* _Dataset extract_

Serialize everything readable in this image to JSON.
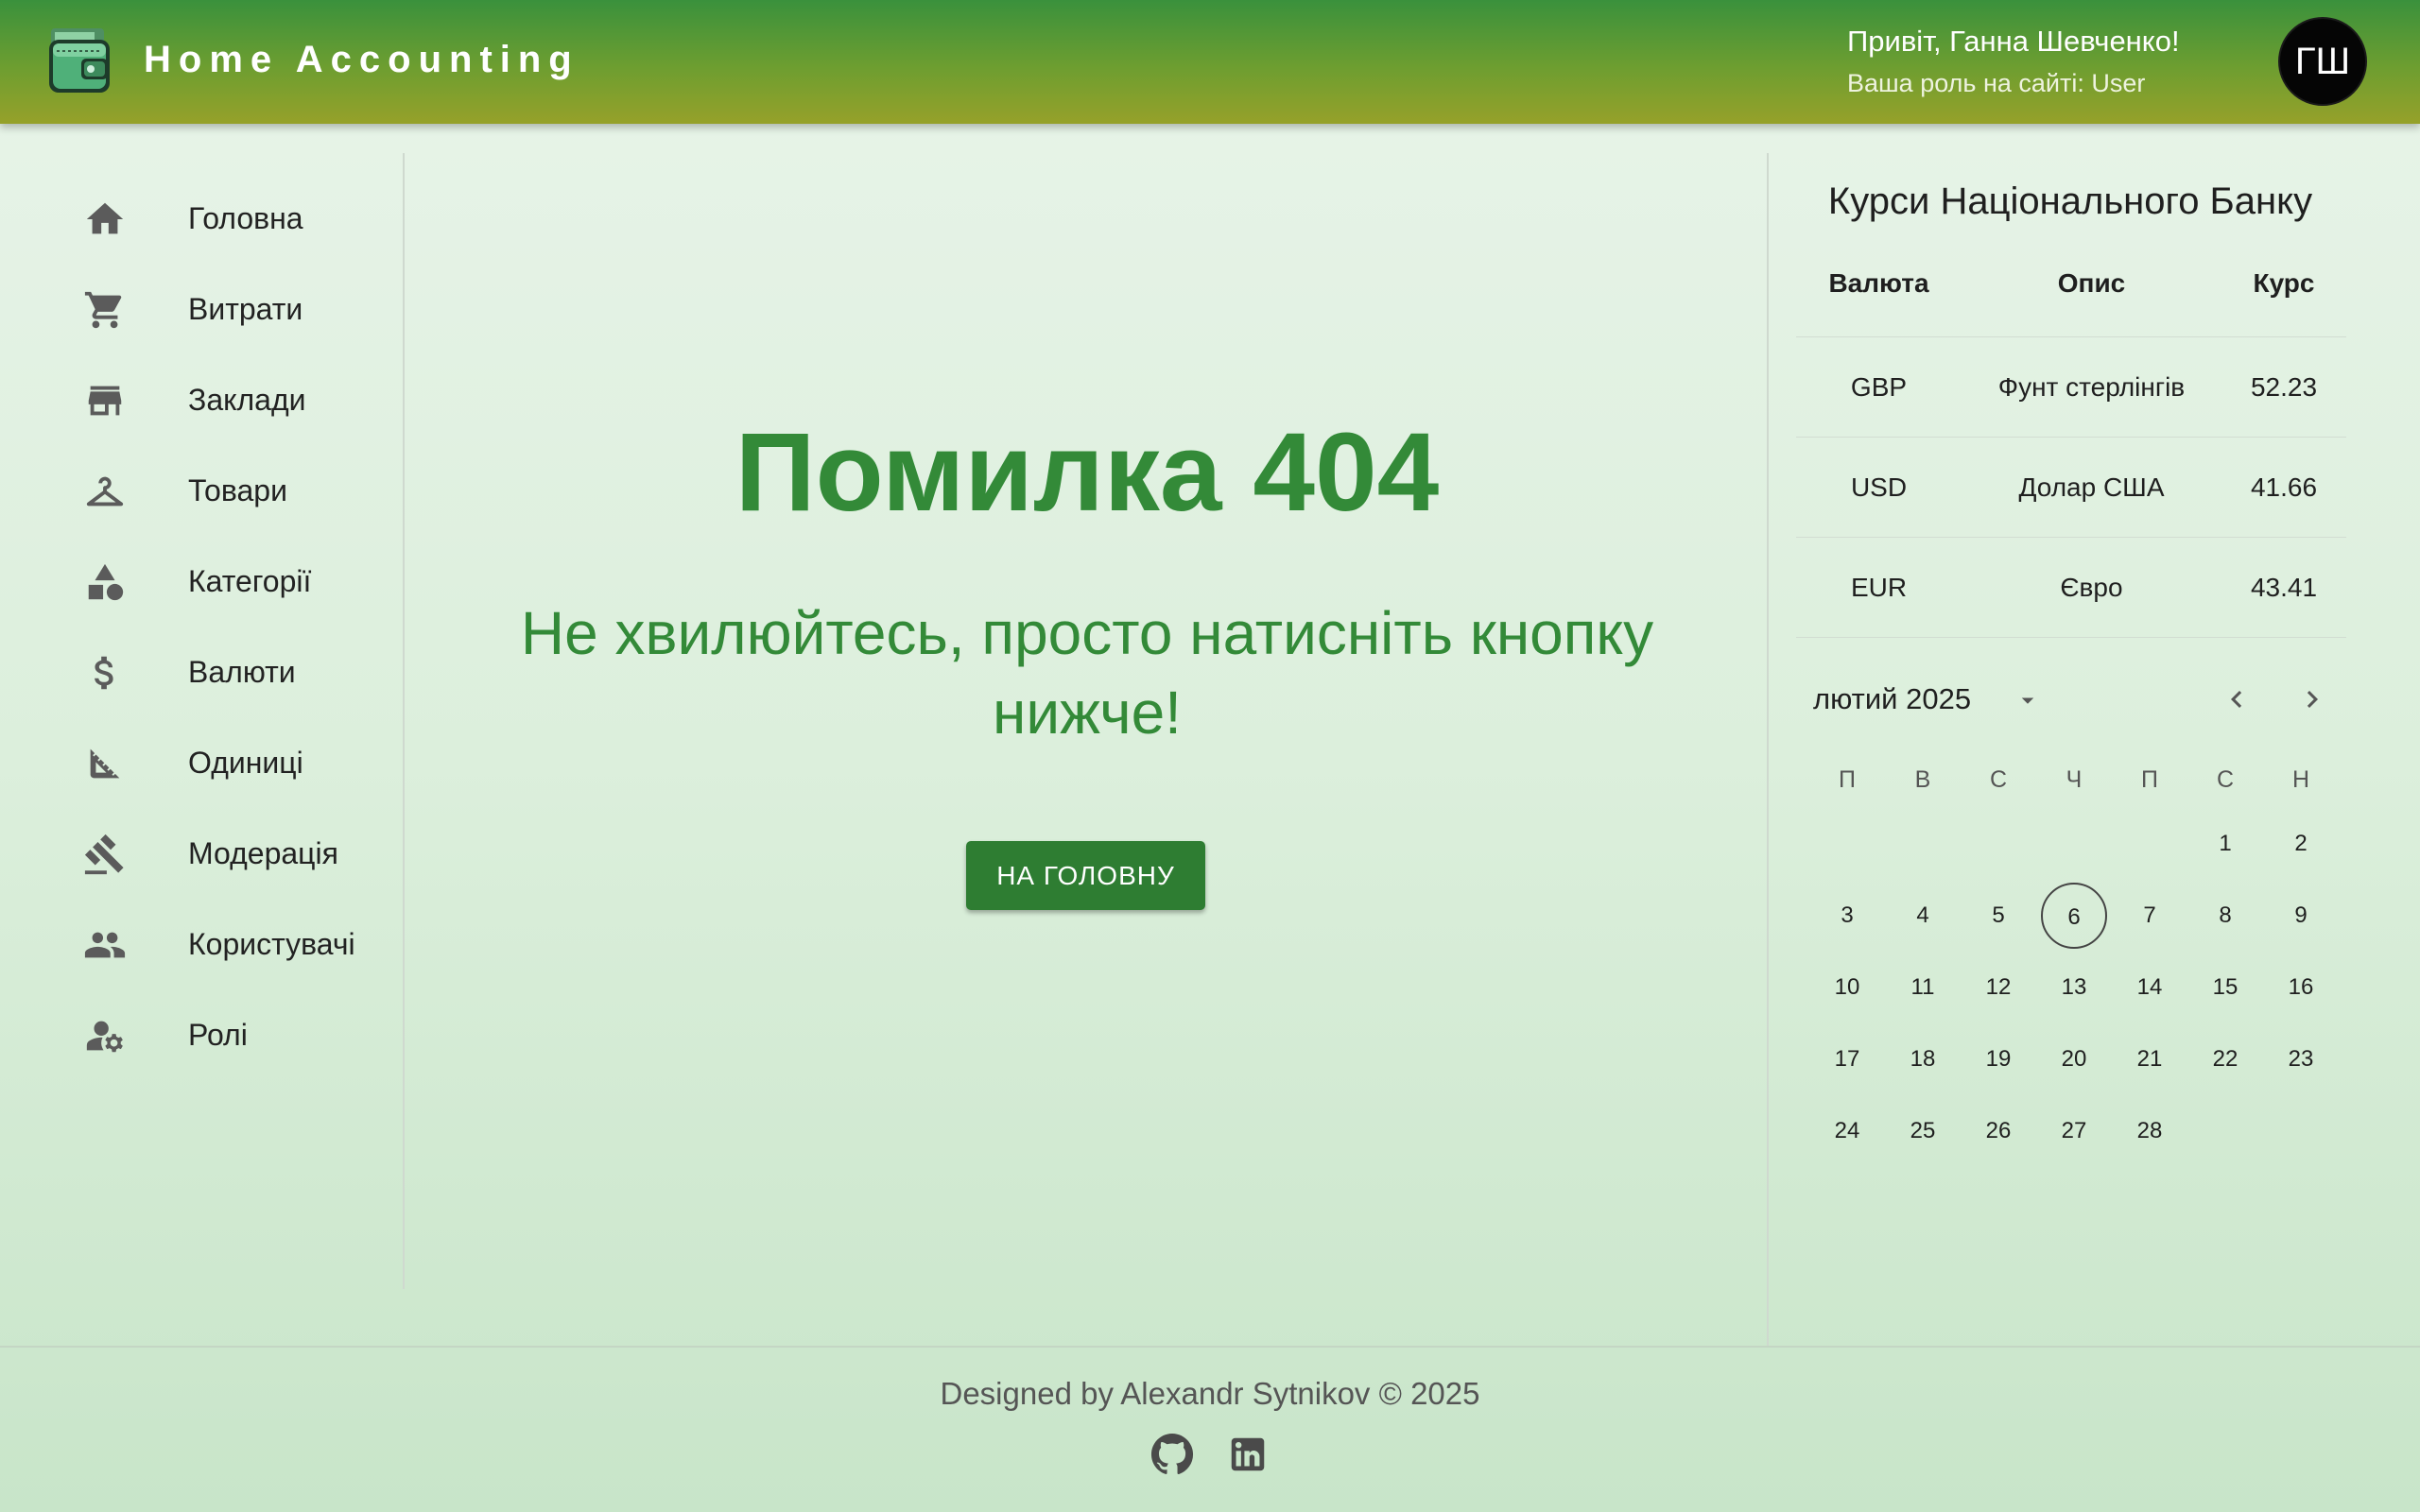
{
  "header": {
    "title": "Home Accounting",
    "greeting": "Привіт, Ганна Шевченко!",
    "role": "Ваша роль на сайті: User",
    "avatar_initials": "ГШ",
    "logo_icon": "wallet-icon"
  },
  "sidebar": {
    "items": [
      {
        "label": "Головна",
        "icon": "home-icon"
      },
      {
        "label": "Витрати",
        "icon": "cart-icon"
      },
      {
        "label": "Заклади",
        "icon": "store-icon"
      },
      {
        "label": "Товари",
        "icon": "hanger-icon"
      },
      {
        "label": "Категорії",
        "icon": "shapes-icon"
      },
      {
        "label": "Валюти",
        "icon": "dollar-icon"
      },
      {
        "label": "Одиниці",
        "icon": "ruler-icon"
      },
      {
        "label": "Модерація",
        "icon": "gavel-icon"
      },
      {
        "label": "Користувачі",
        "icon": "people-icon"
      },
      {
        "label": "Ролі",
        "icon": "user-gear-icon"
      }
    ]
  },
  "main": {
    "error_title": "Помилка 404",
    "error_subtitle": "Не хвилюйтесь, просто натисніть кнопку нижче!",
    "home_button": "НА ГОЛОВНУ"
  },
  "rates": {
    "title": "Курси Національного Банку",
    "headers": [
      "Валюта",
      "Опис",
      "Курс"
    ],
    "rows": [
      [
        "GBP",
        "Фунт стерлінгів",
        "52.23"
      ],
      [
        "USD",
        "Долар США",
        "41.66"
      ],
      [
        "EUR",
        "Євро",
        "43.41"
      ]
    ]
  },
  "calendar": {
    "month_label": "лютий 2025",
    "weekdays": [
      "П",
      "В",
      "С",
      "Ч",
      "П",
      "С",
      "Н"
    ],
    "first_weekday_index": 5,
    "days_in_month": 28,
    "selected_day": 6
  },
  "footer": {
    "credit": "Designed by Alexandr Sytnikov © 2025",
    "links": [
      "github-icon",
      "linkedin-icon"
    ]
  },
  "colors": {
    "header_top": "#3a913c",
    "header_bottom": "#96a12a",
    "accent": "#338a38",
    "button": "#2e7d32"
  }
}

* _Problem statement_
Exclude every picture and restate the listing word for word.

* _Answer to the exercise_
Serialize everything readable in this image to JSON.
{
  "header": {
    "title": "Home Accounting",
    "greeting": "Привіт, Ганна Шевченко!",
    "role": "Ваша роль на сайті: User",
    "avatar_initials": "ГШ",
    "logo_icon": "wallet-icon"
  },
  "sidebar": {
    "items": [
      {
        "label": "Головна",
        "icon": "home-icon"
      },
      {
        "label": "Витрати",
        "icon": "cart-icon"
      },
      {
        "label": "Заклади",
        "icon": "store-icon"
      },
      {
        "label": "Товари",
        "icon": "hanger-icon"
      },
      {
        "label": "Категорії",
        "icon": "shapes-icon"
      },
      {
        "label": "Валюти",
        "icon": "dollar-icon"
      },
      {
        "label": "Одиниці",
        "icon": "ruler-icon"
      },
      {
        "label": "Модерація",
        "icon": "gavel-icon"
      },
      {
        "label": "Користувачі",
        "icon": "people-icon"
      },
      {
        "label": "Ролі",
        "icon": "user-gear-icon"
      }
    ]
  },
  "main": {
    "error_title": "Помилка 404",
    "error_subtitle": "Не хвилюйтесь, просто натисніть кнопку нижче!",
    "home_button": "НА ГОЛОВНУ"
  },
  "rates": {
    "title": "Курси Національного Банку",
    "headers": [
      "Валюта",
      "Опис",
      "Курс"
    ],
    "rows": [
      [
        "GBP",
        "Фунт стерлінгів",
        "52.23"
      ],
      [
        "USD",
        "Долар США",
        "41.66"
      ],
      [
        "EUR",
        "Євро",
        "43.41"
      ]
    ]
  },
  "calendar": {
    "month_label": "лютий 2025",
    "weekdays": [
      "П",
      "В",
      "С",
      "Ч",
      "П",
      "С",
      "Н"
    ],
    "first_weekday_index": 5,
    "days_in_month": 28,
    "selected_day": 6
  },
  "footer": {
    "credit": "Designed by Alexandr Sytnikov © 2025",
    "links": [
      "github-icon",
      "linkedin-icon"
    ]
  },
  "colors": {
    "header_top": "#3a913c",
    "header_bottom": "#96a12a",
    "accent": "#338a38",
    "button": "#2e7d32"
  }
}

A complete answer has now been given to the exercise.